- Axed Eastern Cape health MEC Sindiswa Gomba says she is shocked that Premier Oscar Mabuyane has fired her.
- Gomba was fired on Thursday amid fraud allegations stemming from the funeral of former president Nelson Mandela and after the SIU implicated her in wrongdoing in relation to the acquisition of scooter ambulances.
- Gomba said she was not warned by the premier about the sacking and that she had not received a termination letter.
"I am heartbroken. It's painful. I thought he would want to wait for the courts to find me guilty first before making the decision, so I am shocked."
These were the words of emotional former Eastern Cape Health MEC Sindiswa Gomba in reaction to the news of her dismissal by Premier Oscar Mabuyane.
Gomba charged that none of her predecessors in the department were persecuted like she was.
She became the Health MEC in 2019, following the national and provincial elections.
But, she said, throughout her term in office, she was crucified. The media and the public treated her as if she was dumb - something which she isn't, she said.
Gomba opened up to News24 on Friday, a day after Mabuyane fired her in light of a string of allegations she faces in connection with the infamous Nelson Mandela funeral fraud case. The Special Investigating Unit also implicated her in wrongdoing by SIU in the procurement of scooter ambulances.
Mabuyane admitted during a press briefing on Thursday that while a process relating to the awarding of the scooter tender to a certain company was red flagged, no public funds were paid to the company.
The former head of the health department, Dr Thobile Mbengashe, who was removed from the post in September and sent sideways to take up an advisory role, is facing a disciplinary hearing for his role in the scooter deal.
Mabuyane has appointed Cogta MEC Xolile Nqatha acting health MEC until a permanent replacement is found.
Gomba will, however, remain a member of the Eastern Cape legislature.
Gomba and other ANC heavyweights and officials in the Buffalo City metro region, are facing a string of serious charges, including fraud, corruption, money laundering and the contravention of the Municipal Finance Management Act. The 15 people are accused of misleading the municipality to believe that it had an obligation to make money available for a funeral and memorial service for former president Nelson Mandela in December 2013.
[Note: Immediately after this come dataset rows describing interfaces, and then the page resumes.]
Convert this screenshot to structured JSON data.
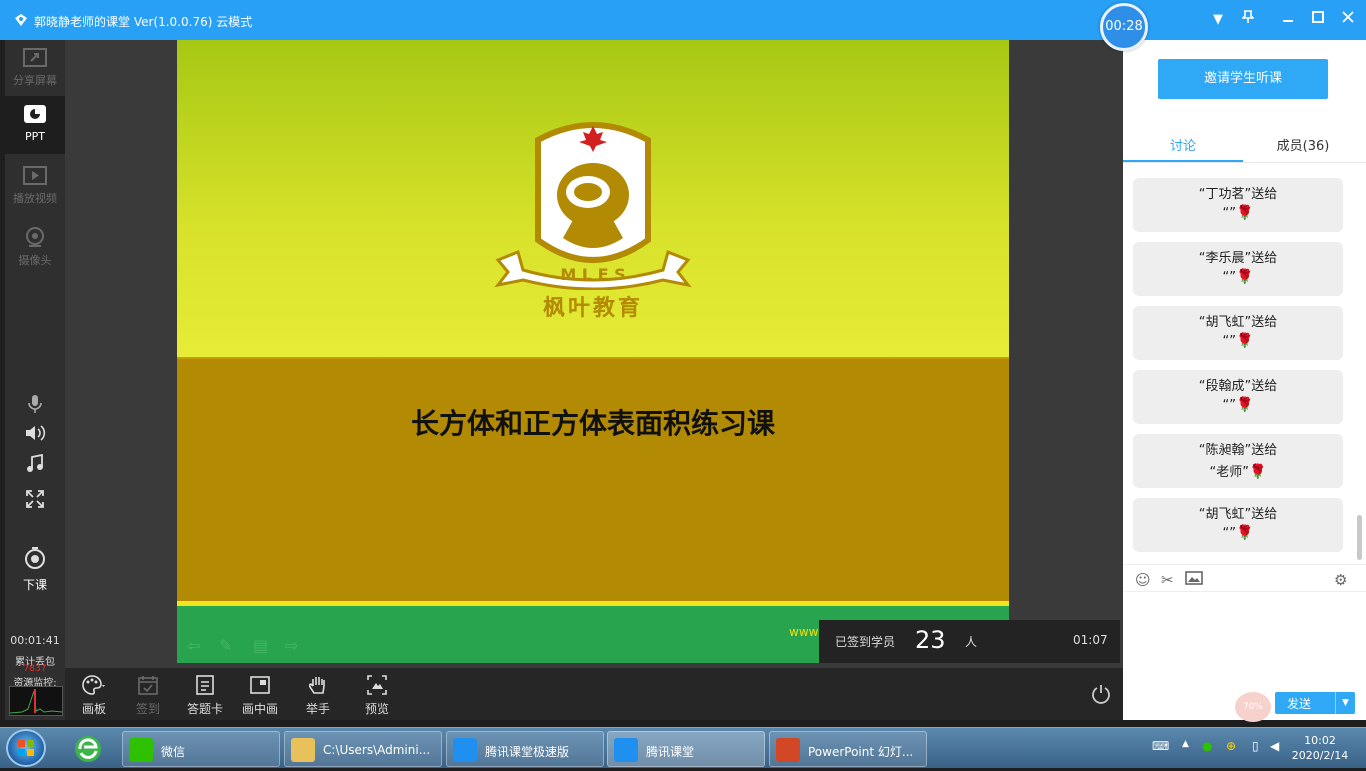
{
  "window": {
    "title": "郭晓静老师的课堂 Ver(1.0.0.76)  云模式",
    "timer": "00:28"
  },
  "leftbar": {
    "items": [
      {
        "label": "分享屏幕",
        "icon": "share-screen-icon"
      },
      {
        "label": "PPT",
        "icon": "ppt-icon"
      },
      {
        "label": "播放视频",
        "icon": "play-video-icon"
      },
      {
        "label": "摄像头",
        "icon": "camera-icon"
      }
    ],
    "end_class": "下课",
    "elapsed": "00:01:41",
    "loss_label": "累计丢包",
    "loss_value": "7837",
    "monitor_label": "资源监控:"
  },
  "slide": {
    "logo_text": "枫叶教育",
    "logo_banner": "M L E S",
    "title": "长方体和正方体表面积练习课",
    "website": "www"
  },
  "checkin": {
    "label": "已签到学员",
    "count": "23",
    "unit": "人",
    "time": "01:07"
  },
  "toolbar": {
    "items": [
      {
        "label": "画板",
        "enabled": true
      },
      {
        "label": "签到",
        "enabled": false
      },
      {
        "label": "答题卡",
        "enabled": true
      },
      {
        "label": "画中画",
        "enabled": true
      },
      {
        "label": "举手",
        "enabled": true
      },
      {
        "label": "预览",
        "enabled": true
      }
    ]
  },
  "right": {
    "invite_label": "邀请学生听课",
    "tab_discuss": "讨论",
    "tab_members": "成员(36)",
    "messages": [
      {
        "line1": "“丁功茗”送给",
        "line2": "“”"
      },
      {
        "line1": "“李乐晨”送给",
        "line2": "“”"
      },
      {
        "line1": "“胡飞虹”送给",
        "line2": "“”"
      },
      {
        "line1": "“段翰成”送给",
        "line2": "“”"
      },
      {
        "line1": "“陈昶翰”送给",
        "line2": "“老师”"
      },
      {
        "line1": "“胡飞虹”送给",
        "line2": "“”"
      }
    ],
    "send_label": "发送",
    "badge": "70%"
  },
  "taskbar": {
    "items": [
      {
        "label": "微信"
      },
      {
        "label": "C:\\Users\\Admini..."
      },
      {
        "label": "腾讯课堂极速版"
      },
      {
        "label": "腾讯课堂"
      },
      {
        "label": "PowerPoint 幻灯..."
      }
    ],
    "time": "10:02",
    "date": "2020/2/14"
  },
  "colors": {
    "accent": "#2fa8f6",
    "slide_top": "#d8e22a",
    "slide_mid": "#b28a04",
    "slide_bottom": "#27a44d"
  }
}
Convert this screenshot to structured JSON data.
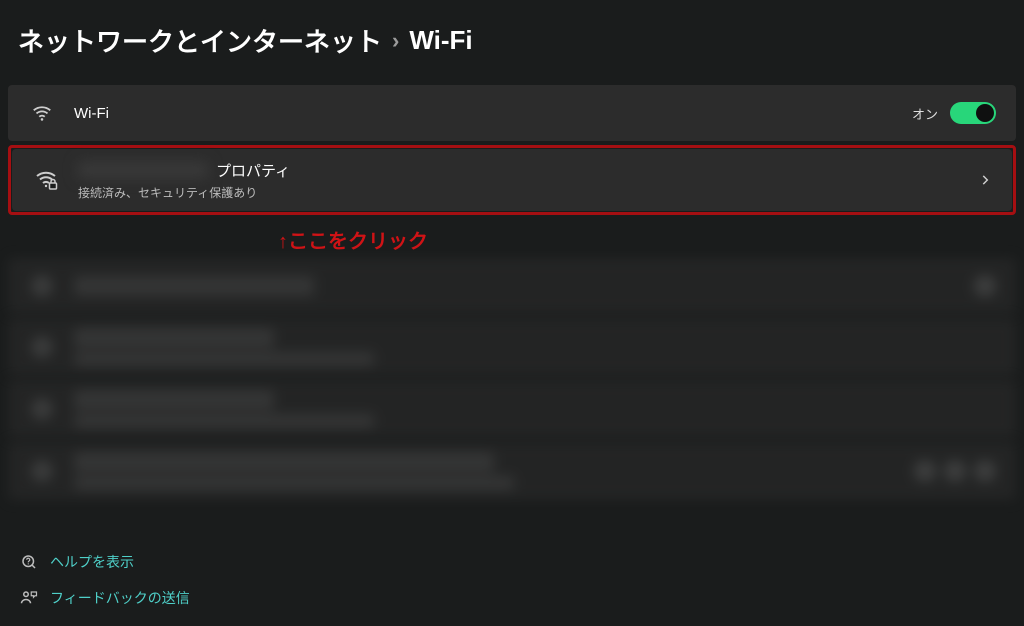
{
  "breadcrumb": {
    "parent": "ネットワークとインターネット",
    "current": "Wi-Fi"
  },
  "wifi_toggle": {
    "label": "Wi-Fi",
    "state_label": "オン",
    "on": true
  },
  "connected": {
    "properties_suffix": "プロパティ",
    "status": "接続済み、セキュリティ保護あり"
  },
  "annotation": "↑ここをクリック",
  "footer": {
    "help": "ヘルプを表示",
    "feedback": "フィードバックの送信"
  }
}
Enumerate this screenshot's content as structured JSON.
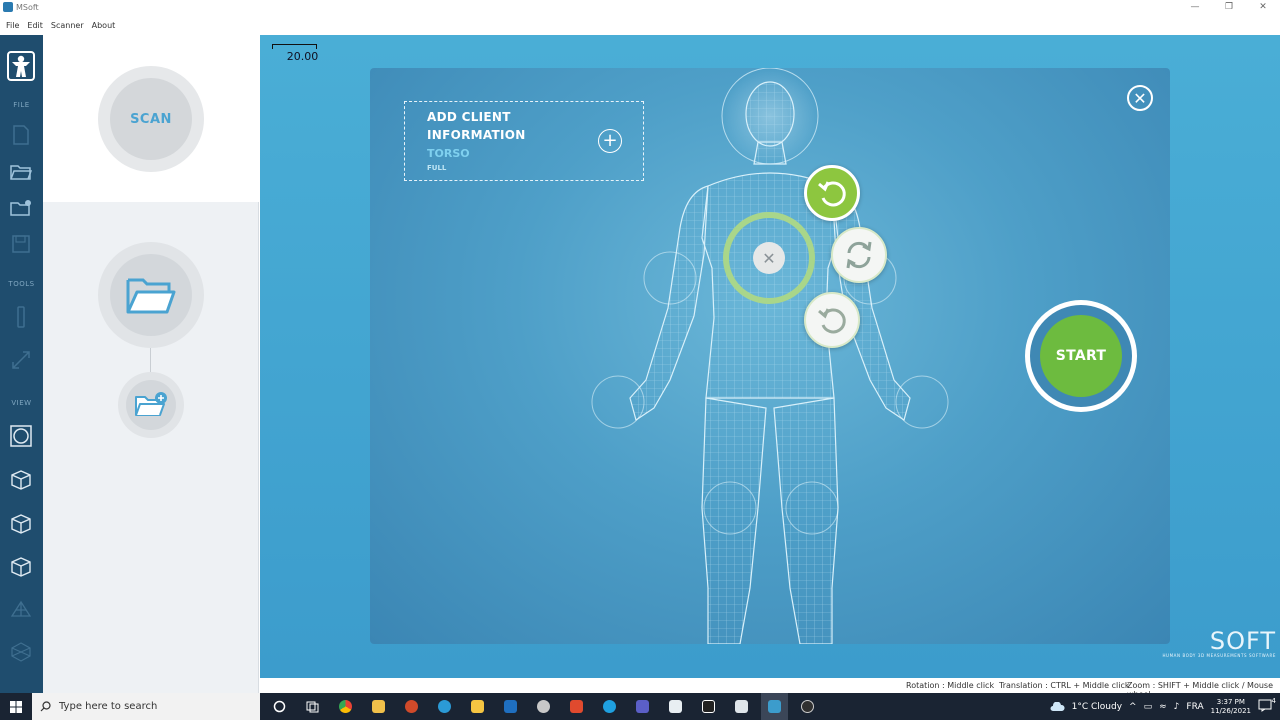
{
  "window": {
    "title": "MSoft",
    "minimize": "—",
    "maximize": "❐",
    "close": "✕"
  },
  "menu": [
    "File",
    "Edit",
    "Scanner",
    "About"
  ],
  "leftbar": {
    "sections": {
      "file": "FILE",
      "tools": "TOOLS",
      "view": "VIEW"
    }
  },
  "panel": {
    "scan_label": "SCAN"
  },
  "viewport": {
    "scale_value": "20.00",
    "client_box": {
      "title_line1": "ADD CLIENT",
      "title_line2": "INFORMATION",
      "mode_selected": "TORSO",
      "mode_other": "FULL",
      "add_symbol": "+"
    },
    "close_symbol": "✕",
    "focus_close_symbol": "✕",
    "start_label": "START",
    "brand": {
      "name": "SOFT",
      "tagline": "HUMAN BODY 3D MEASUREMENTS SOFTWARE"
    }
  },
  "statusbar": {
    "rotation": "Rotation : Middle click",
    "translation": "Translation : CTRL + Middle click",
    "zoom": "Zoom : SHIFT + Middle click / Mouse wheel"
  },
  "taskbar": {
    "search_placeholder": "Type here to search",
    "weather": "1°C  Cloudy",
    "language": "FRA",
    "time": "3:37 PM",
    "date": "11/26/2021",
    "notification_count": "4",
    "apps": [
      "task-view-icon",
      "chrome-icon",
      "store-icon",
      "powerpoint-icon",
      "edge-icon",
      "file-explorer-icon",
      "outlook-icon",
      "app-icon",
      "acrobat-icon",
      "skype-icon",
      "teams-icon",
      "notepad-icon",
      "inkscape-icon",
      "window-icon",
      "msoft-icon",
      "obs-icon"
    ]
  },
  "colors": {
    "accent_green": "#6dbb3f",
    "accent_blue": "#4aa3d1",
    "sidebar": "#1f4d6e"
  }
}
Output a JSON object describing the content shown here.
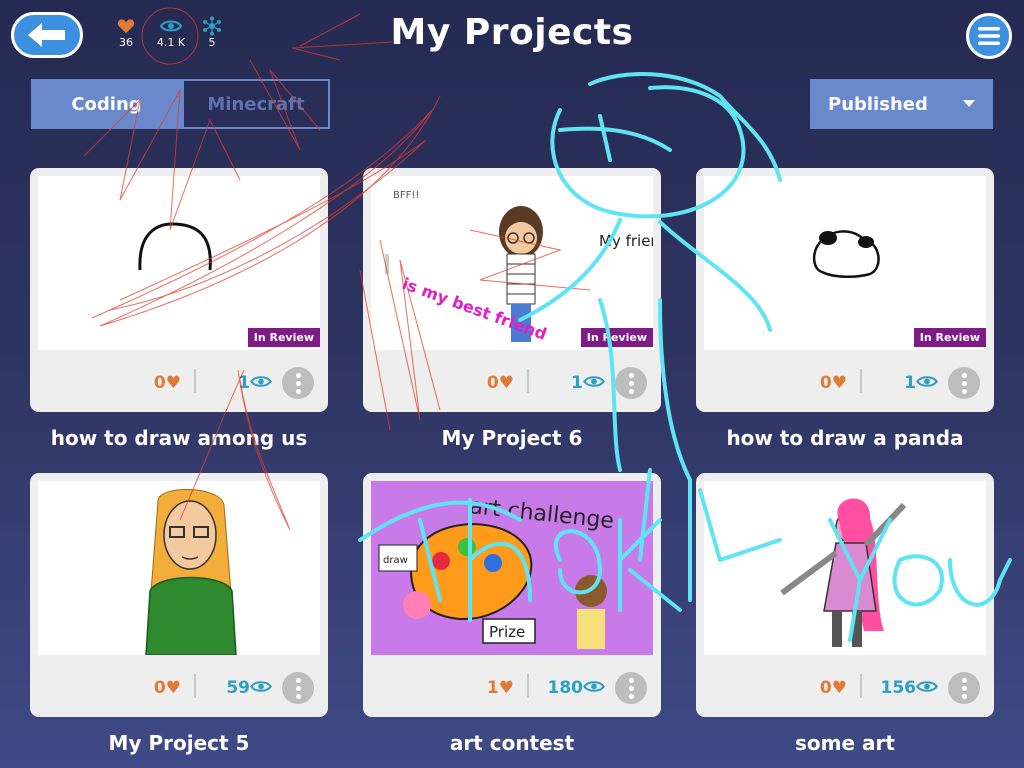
{
  "header": {
    "title": "My Projects",
    "stats": [
      {
        "icon": "heart-icon",
        "value": "36",
        "color": "#e07a36"
      },
      {
        "icon": "eye-icon",
        "value": "4.1 K",
        "color": "#2c9fc2"
      },
      {
        "icon": "remix-icon",
        "value": "5",
        "color": "#2c9fc2"
      }
    ]
  },
  "tabs": [
    {
      "label": "Coding",
      "active": true
    },
    {
      "label": "Minecraft",
      "active": false
    }
  ],
  "filter": {
    "selected": "Published"
  },
  "projects": [
    {
      "name": "how to draw among us",
      "likes": "0",
      "views": "1",
      "badge": "In Review"
    },
    {
      "name": "My Project 6",
      "likes": "0",
      "views": "1",
      "badge": "In Review"
    },
    {
      "name": "how to draw a panda",
      "likes": "0",
      "views": "1",
      "badge": "In Review"
    },
    {
      "name": "My Project 5",
      "likes": "0",
      "views": "59",
      "badge": ""
    },
    {
      "name": "art contest",
      "likes": "1",
      "views": "180",
      "badge": ""
    },
    {
      "name": "some art",
      "likes": "0",
      "views": "156",
      "badge": ""
    }
  ],
  "thumbnails": {
    "p6_notes": "BFF!!",
    "p6_label": "My friend (BFF)",
    "p6_pink": "is my best friend",
    "art_title": "art challenge",
    "art_prize": "Prize",
    "art_note": "draw"
  },
  "overlay": {
    "handwriting": "Thank you",
    "ink_color": "#5ee4f2"
  }
}
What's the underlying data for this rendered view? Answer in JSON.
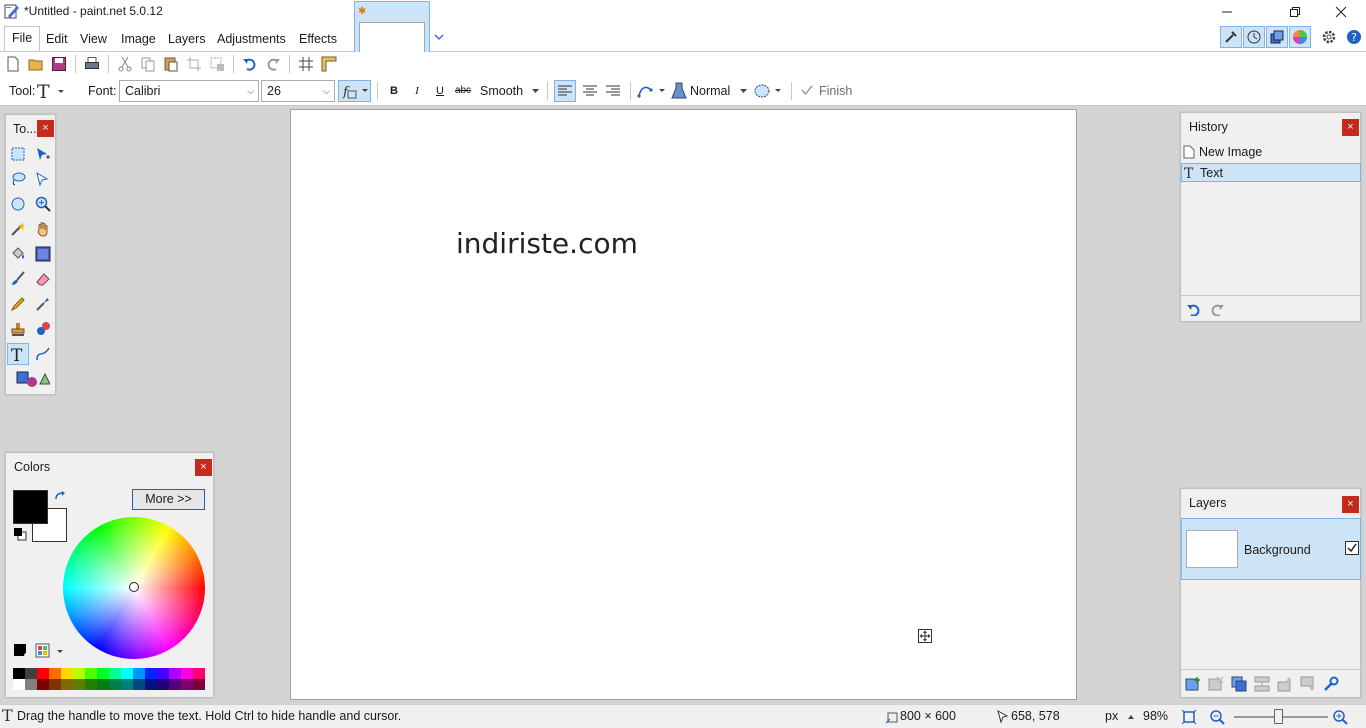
{
  "app": {
    "title": "*Untitled - paint.net 5.0.12"
  },
  "menu": {
    "items": [
      "File",
      "Edit",
      "View",
      "Image",
      "Layers",
      "Adjustments",
      "Effects"
    ]
  },
  "toolbar": {
    "tool_label": "Tool:",
    "font_label": "Font:",
    "font_value": "Calibri",
    "size_value": "26",
    "bold": "B",
    "italic": "I",
    "underline": "U",
    "strike": "abc",
    "antialias": "Smooth",
    "blend_mode": "Normal",
    "finish": "Finish"
  },
  "canvas": {
    "text": "indiriste.com"
  },
  "tools_panel": {
    "title": "To..."
  },
  "colors_panel": {
    "title": "Colors",
    "more_button": "More >>",
    "primary_color": "#000000",
    "secondary_color": "#ffffff",
    "palette_top": [
      "#000000",
      "#404040",
      "#ff0000",
      "#ff6a00",
      "#ffd800",
      "#b6ff00",
      "#4cff00",
      "#00ff21",
      "#00ff90",
      "#00ffff",
      "#0094ff",
      "#0026ff",
      "#4800ff",
      "#b200ff",
      "#ff00dc",
      "#ff006e"
    ],
    "palette_bottom": [
      "#ffffff",
      "#808080",
      "#7f0000",
      "#7f3300",
      "#7f6a00",
      "#5b7f00",
      "#267f00",
      "#007f0e",
      "#007f46",
      "#007f7f",
      "#004a7f",
      "#00137f",
      "#21007f",
      "#57007f",
      "#7f006e",
      "#7f0037"
    ]
  },
  "history_panel": {
    "title": "History",
    "items": [
      {
        "label": "New Image",
        "icon": "new-image-icon",
        "selected": false
      },
      {
        "label": "Text",
        "icon": "text-tool-icon",
        "selected": true
      }
    ]
  },
  "layers_panel": {
    "title": "Layers",
    "layers": [
      {
        "name": "Background",
        "visible": true,
        "selected": true
      }
    ]
  },
  "status": {
    "hint": "Drag the handle to move the text. Hold Ctrl to hide handle and cursor.",
    "image_size": "800 × 600",
    "cursor_pos": "658, 578",
    "units": "px",
    "zoom": "98%"
  },
  "colors": {
    "accent": "#7eb4ea",
    "selection": "#cde4f7",
    "close": "#c42b1c"
  }
}
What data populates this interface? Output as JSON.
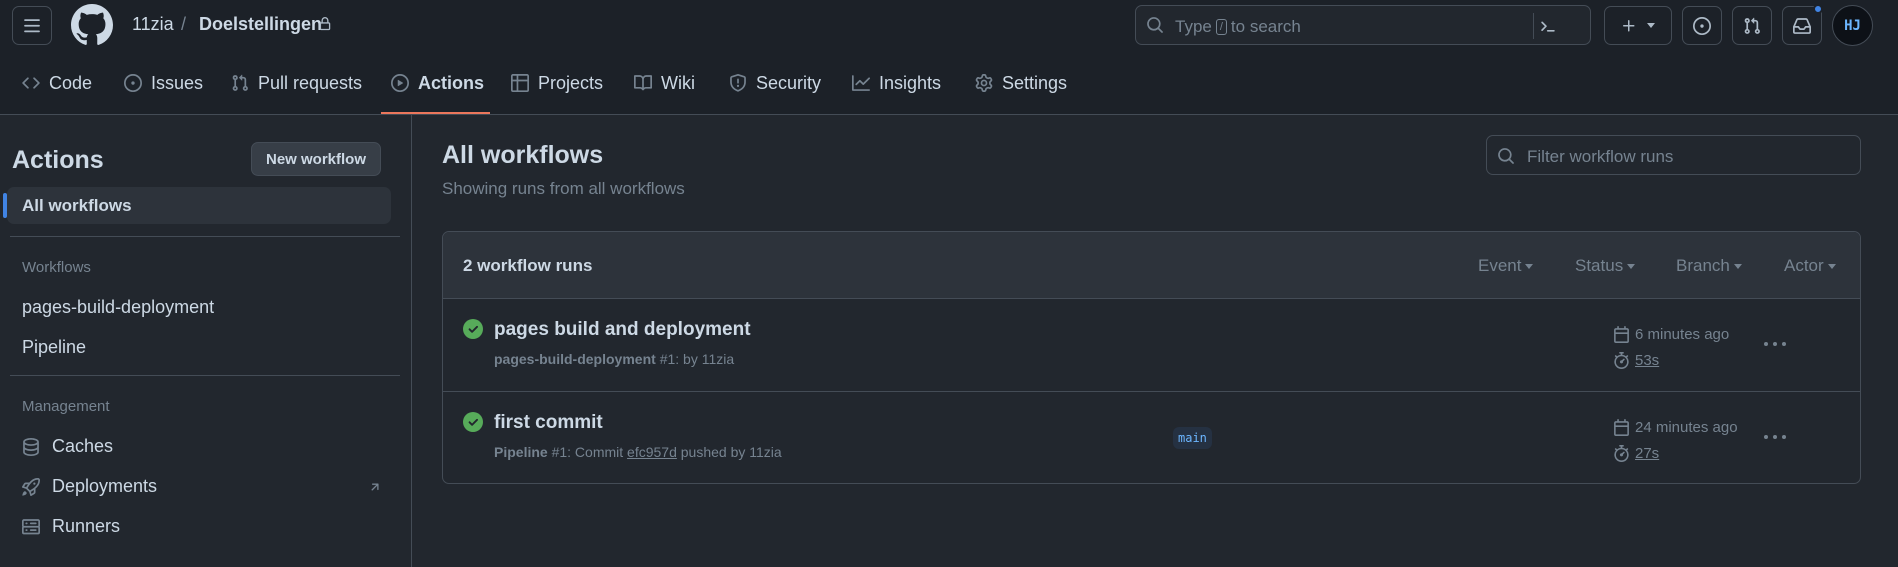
{
  "header": {
    "owner": "11zia",
    "separator": "/",
    "repo": "Doelstellingen",
    "search_prefix": "Type",
    "search_key": "/",
    "search_suffix": "to search",
    "avatar_text": "HJ"
  },
  "repo_nav": {
    "tabs": [
      {
        "label": "Code",
        "icon": "code-icon"
      },
      {
        "label": "Issues",
        "icon": "issue-opened-icon"
      },
      {
        "label": "Pull requests",
        "icon": "git-pull-request-icon"
      },
      {
        "label": "Actions",
        "icon": "play-icon",
        "active": true
      },
      {
        "label": "Projects",
        "icon": "table-icon"
      },
      {
        "label": "Wiki",
        "icon": "book-icon"
      },
      {
        "label": "Security",
        "icon": "shield-icon"
      },
      {
        "label": "Insights",
        "icon": "graph-icon"
      },
      {
        "label": "Settings",
        "icon": "gear-icon"
      }
    ]
  },
  "sidebar": {
    "title": "Actions",
    "new_workflow_label": "New workflow",
    "all_workflows_label": "All workflows",
    "workflows_heading": "Workflows",
    "workflows": [
      "pages-build-deployment",
      "Pipeline"
    ],
    "management_heading": "Management",
    "management": [
      {
        "label": "Caches",
        "icon": "database-icon"
      },
      {
        "label": "Deployments",
        "icon": "rocket-icon"
      },
      {
        "label": "Runners",
        "icon": "server-icon"
      }
    ]
  },
  "main": {
    "title": "All workflows",
    "subtitle": "Showing runs from all workflows",
    "filter_placeholder": "Filter workflow runs",
    "runs_count": "2 workflow runs",
    "filters": [
      "Event",
      "Status",
      "Branch",
      "Actor"
    ],
    "runs": [
      {
        "title": "pages build and deployment",
        "workflow": "pages-build-deployment",
        "meta_rest": "#1: by 11zia",
        "time_ago": "6 minutes ago",
        "duration": "53s",
        "status": "success"
      },
      {
        "title": "first commit",
        "workflow": "Pipeline",
        "meta_mid": "#1: Commit",
        "sha": "efc957d",
        "meta_rest": "pushed by 11zia",
        "branch": "main",
        "time_ago": "24 minutes ago",
        "duration": "27s",
        "status": "success"
      }
    ]
  },
  "colors": {
    "success": "#57ab5a",
    "accent_tab": "#ec775c",
    "link": "#6cb6ff"
  }
}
According to the charge sheet, once R10m was availed, the suspects acted with a common purpose to defraud and manipulate municipal procurement processes through illegal deviation, and then to manipulate the situation so that funding could be used for other purposes than for what they officially approved.
The accused were each released on R1 000 bail and the case was postponed to 5 March for the defence to be furnished with copies of the docket and for four outstanding suspects to be brought before court.